Never count out Chinese resolve to tame Hong Kong in this epic battle of wills. A true “David” v.s. “Goliath” scenario. China has a super sized conundrum to deal with. Will it merely wound or actually kill the Hong Kong goose that lays the golden eggs?
Investors must realize that a Chinese trade deal for the U.S. becomes politically impossible if Hong Kong is invaded. But the are many ways to skin a cat. The Chinese mainland dictators are not foolish. Rather, they will devise various covert & legal strategies in their attempt to squeeze the Hong Kong democracy protesters into submission – on their terms. Only time will tell which side comes out ahead.

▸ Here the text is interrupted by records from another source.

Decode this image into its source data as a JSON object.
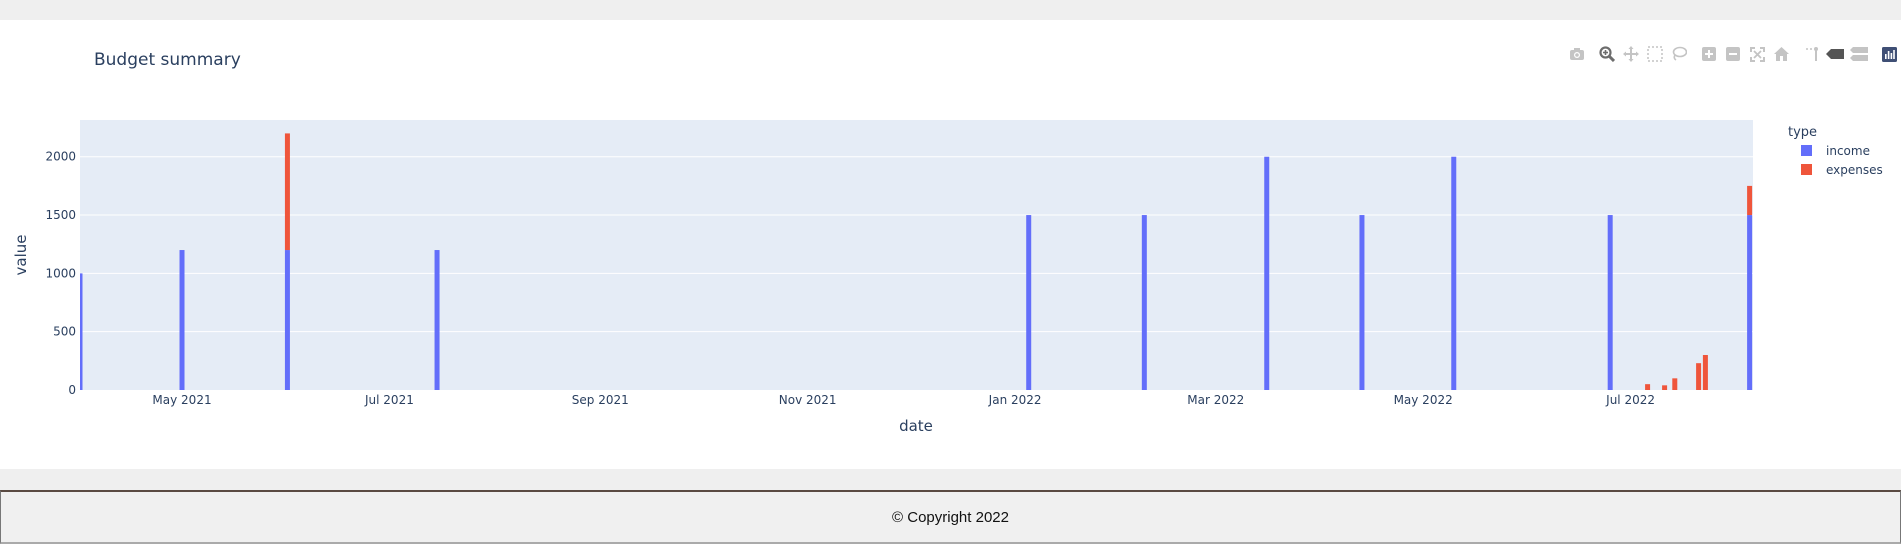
{
  "page": {
    "footer_text": "© Copyright 2022"
  },
  "modebar": {
    "buttons": [
      {
        "name": "camera-icon",
        "title": "Download plot as a png"
      },
      {
        "name": "zoom-icon",
        "title": "Zoom"
      },
      {
        "name": "pan-icon",
        "title": "Pan"
      },
      {
        "name": "box-select-icon",
        "title": "Box Select"
      },
      {
        "name": "lasso-select-icon",
        "title": "Lasso Select"
      },
      {
        "name": "zoom-in-icon",
        "title": "Zoom in"
      },
      {
        "name": "zoom-out-icon",
        "title": "Zoom out"
      },
      {
        "name": "autoscale-icon",
        "title": "Autoscale"
      },
      {
        "name": "reset-axes-icon",
        "title": "Reset axes"
      },
      {
        "name": "spike-lines-icon",
        "title": "Toggle Spike Lines"
      },
      {
        "name": "hover-closest-icon",
        "title": "Show closest data on hover"
      },
      {
        "name": "hover-compare-icon",
        "title": "Compare data on hover"
      },
      {
        "name": "plotly-logo-icon",
        "title": "Produced with Plotly"
      }
    ]
  },
  "colors": {
    "income": "#636efa",
    "expenses": "#ef553b",
    "plot_bg": "#e5ecf6",
    "text": "#2a3f5f",
    "grid": "#ffffff"
  },
  "chart_data": {
    "type": "bar",
    "barmode": "stack",
    "title": "Budget summary",
    "xlabel": "date",
    "ylabel": "value",
    "x_range": [
      "2021-04-01",
      "2022-08-06"
    ],
    "ylim": [
      0,
      2315
    ],
    "y_ticks": [
      0,
      500,
      1000,
      1500,
      2000
    ],
    "x_ticks": [
      {
        "date": "2021-05-01",
        "label": "May 2021"
      },
      {
        "date": "2021-07-01",
        "label": "Jul 2021"
      },
      {
        "date": "2021-09-01",
        "label": "Sep 2021"
      },
      {
        "date": "2021-11-01",
        "label": "Nov 2021"
      },
      {
        "date": "2022-01-01",
        "label": "Jan 2022"
      },
      {
        "date": "2022-03-01",
        "label": "Mar 2022"
      },
      {
        "date": "2022-05-01",
        "label": "May 2022"
      },
      {
        "date": "2022-07-01",
        "label": "Jul 2022"
      }
    ],
    "legend": {
      "title": "type",
      "position": "right"
    },
    "grid": true,
    "series": [
      {
        "name": "income",
        "points": [
          {
            "x": "2021-04-01",
            "y": 1000
          },
          {
            "x": "2021-05-01",
            "y": 1200
          },
          {
            "x": "2021-06-01",
            "y": 1200
          },
          {
            "x": "2021-07-15",
            "y": 1200
          },
          {
            "x": "2022-01-05",
            "y": 1500
          },
          {
            "x": "2022-02-08",
            "y": 1500
          },
          {
            "x": "2022-03-16",
            "y": 2000
          },
          {
            "x": "2022-04-13",
            "y": 1500
          },
          {
            "x": "2022-05-10",
            "y": 2000
          },
          {
            "x": "2022-06-25",
            "y": 1500
          },
          {
            "x": "2022-08-05",
            "y": 1500
          }
        ]
      },
      {
        "name": "expenses",
        "points": [
          {
            "x": "2021-06-01",
            "y": 1000
          },
          {
            "x": "2022-07-06",
            "y": 50
          },
          {
            "x": "2022-07-11",
            "y": 40
          },
          {
            "x": "2022-07-14",
            "y": 100
          },
          {
            "x": "2022-07-21",
            "y": 230
          },
          {
            "x": "2022-07-23",
            "y": 300
          },
          {
            "x": "2022-08-05",
            "y": 250
          }
        ]
      }
    ]
  }
}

In addition, Congress and the U.S. Senate retain their powers over any trade deal. These two bodies would certainly impede President Trump from putting his electoral interests ahead of America’s interests, or if Trump negotiated a fabulous face saving, but “empty”, agreement with China. Concluding a politically viable trade deal with China will be no easy task. It may take a deeply frightening scenario to conclude a lasting deal.
What will it take for Trump to pull back from the brink with China? In our opinion, should global stock markets tank, watch the politicians/president initiate a sudden course change. An example of such an about-face scenario was the surprise failure by Congress to pass the initial TARP program in September 2008. The unexpected failure to pass the TARP legislation, pummeled global stock markets and set off a financial panic. In retrospect, this failure forced the politicians to get off their asses and do something!
Specifically, on Monday September 29, Congress narrowly rejected the TARP bill (a $700 billion program designed to rescue the U.S. financial system). As a result of Congress’ inaction, the S&P 500 dropped 9 percent, wiping out a record $1 trillion in value. “It was a deeply frightening moment, jolting some recalcitrant House Republicans to their senses.” By Wednesday, the Senate had passed the TARP bill. Congress did its about face on Friday. (Must read: Firefighting – The Financial Crisis and its Lessons by Bernanke, Geithner & Paulson).
My guess, if in 2020 we are deep into Bear Market territory, and Trump’s policies/words cause the stock markets to plummet 5% - 10% in a day, Trump will cave and conclude a trade deal (or revamp an existing bad deal) with China. (Just as Congress and the Senate quickly came to their senses passing TARP in October 2008.)
It’s all about global stock market pressures. Buckle up and fasten your seat belts in 2020.
Respectfully yours, **
Benjamin D. Horwood
September 30, 2019
Value Contrarian Equity Fund
Next Fund purchase date: October 24, 2019
Call today: 514 – 398-0808